Speaking of Honey
Originally written on 30/05/05.
Sugar never tasted so good-- The White Stripes, "Sugar Never Tasted So Good"
Sugar never tasted so good
Sugar never tasted good to me
I was thinking about honey this morning, maybe inevitably, as I drizzled it over my porridge (also containing some tasty dried currants from the aforementioned co-op), and sipped a hot steaming mug of lemon & honey drink (best thing for poor ravaged sore throats on a winter's morn). It struck me&emdash; why is honey never mentioned in science fiction? Granted, I haven't read every single sci-fi book in the universe, but I could be considered a fan of the genre, and I'm pretty comfortable with the respective oeuvres of many of the big names. Perhaps my memory is failing me or my ignorance is tantamount (and I'd happily stand corrected), but I don't seem to recall that any of them ever linger upon one of Earth's greatest science mysteries: honey.
Nobody knows how they make it (the bees, that is). Molecularly, it's just sugar, but clearly it has some very different properties. It never goes mouldy or bad. It takes on the distinctive flavours of the plants which contribute to its production. And a spoonful of it tastes way better than a mouthful of refined white sugar.

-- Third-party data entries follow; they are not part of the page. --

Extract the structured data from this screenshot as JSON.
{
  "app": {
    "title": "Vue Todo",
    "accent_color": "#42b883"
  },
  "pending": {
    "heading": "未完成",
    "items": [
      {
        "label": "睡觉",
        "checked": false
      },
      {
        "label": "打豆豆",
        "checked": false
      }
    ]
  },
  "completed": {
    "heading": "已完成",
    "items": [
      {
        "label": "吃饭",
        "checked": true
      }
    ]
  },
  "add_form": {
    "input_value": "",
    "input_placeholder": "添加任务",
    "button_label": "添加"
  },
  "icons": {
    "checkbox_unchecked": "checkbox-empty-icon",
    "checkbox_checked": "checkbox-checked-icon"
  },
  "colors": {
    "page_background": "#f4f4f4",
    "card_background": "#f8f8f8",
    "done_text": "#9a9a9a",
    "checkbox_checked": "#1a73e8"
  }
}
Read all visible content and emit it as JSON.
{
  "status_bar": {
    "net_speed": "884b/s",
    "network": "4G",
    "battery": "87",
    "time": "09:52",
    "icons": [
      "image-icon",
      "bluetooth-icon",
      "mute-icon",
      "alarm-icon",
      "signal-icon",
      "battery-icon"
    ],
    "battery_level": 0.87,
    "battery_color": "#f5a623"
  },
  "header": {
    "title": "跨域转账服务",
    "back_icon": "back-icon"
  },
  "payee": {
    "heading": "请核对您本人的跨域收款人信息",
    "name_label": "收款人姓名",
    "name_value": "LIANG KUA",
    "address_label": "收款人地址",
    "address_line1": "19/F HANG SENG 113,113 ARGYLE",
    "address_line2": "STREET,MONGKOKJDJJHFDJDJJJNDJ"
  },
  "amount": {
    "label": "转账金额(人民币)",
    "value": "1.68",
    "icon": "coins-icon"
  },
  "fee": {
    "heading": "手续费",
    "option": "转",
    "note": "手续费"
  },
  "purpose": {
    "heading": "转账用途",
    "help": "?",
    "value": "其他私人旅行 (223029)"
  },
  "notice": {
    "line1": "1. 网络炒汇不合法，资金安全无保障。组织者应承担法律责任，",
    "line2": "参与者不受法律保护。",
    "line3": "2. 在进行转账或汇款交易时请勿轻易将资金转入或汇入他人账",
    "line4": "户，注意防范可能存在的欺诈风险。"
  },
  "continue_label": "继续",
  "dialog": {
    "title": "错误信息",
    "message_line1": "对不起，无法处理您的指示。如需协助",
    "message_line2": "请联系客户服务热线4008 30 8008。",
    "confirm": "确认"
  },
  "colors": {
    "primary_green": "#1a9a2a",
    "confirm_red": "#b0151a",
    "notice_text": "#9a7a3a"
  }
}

I imagined a science fiction plot where humans finally made contact with extra-terrestrial intelligence. After initial tense negotions, a tentative commerce arrangement was reached. But the only thing the intergalactic market was interested in from Earth was honey.
After utterly failing to find a scientific method for artificially producing honey or a close substitute, the Earth transforms into a global set of apiaries. Suburbia is slowly replaced with sweet-smelling meadows. Industry grinds to a lazy crawl as lucrative honey exports provide everyone with the best of intergalactic technology. Since no one can truly control a bee swarm, all have an equal shot at owning a few hives and the wealth of the world settles and redistributes like sediment at the bottom of a river.
I'd like to think I could turn the idea into a real story, but I suspect it would turn out to be like something Kilgore Trout would write.
Well, at least he actually got published.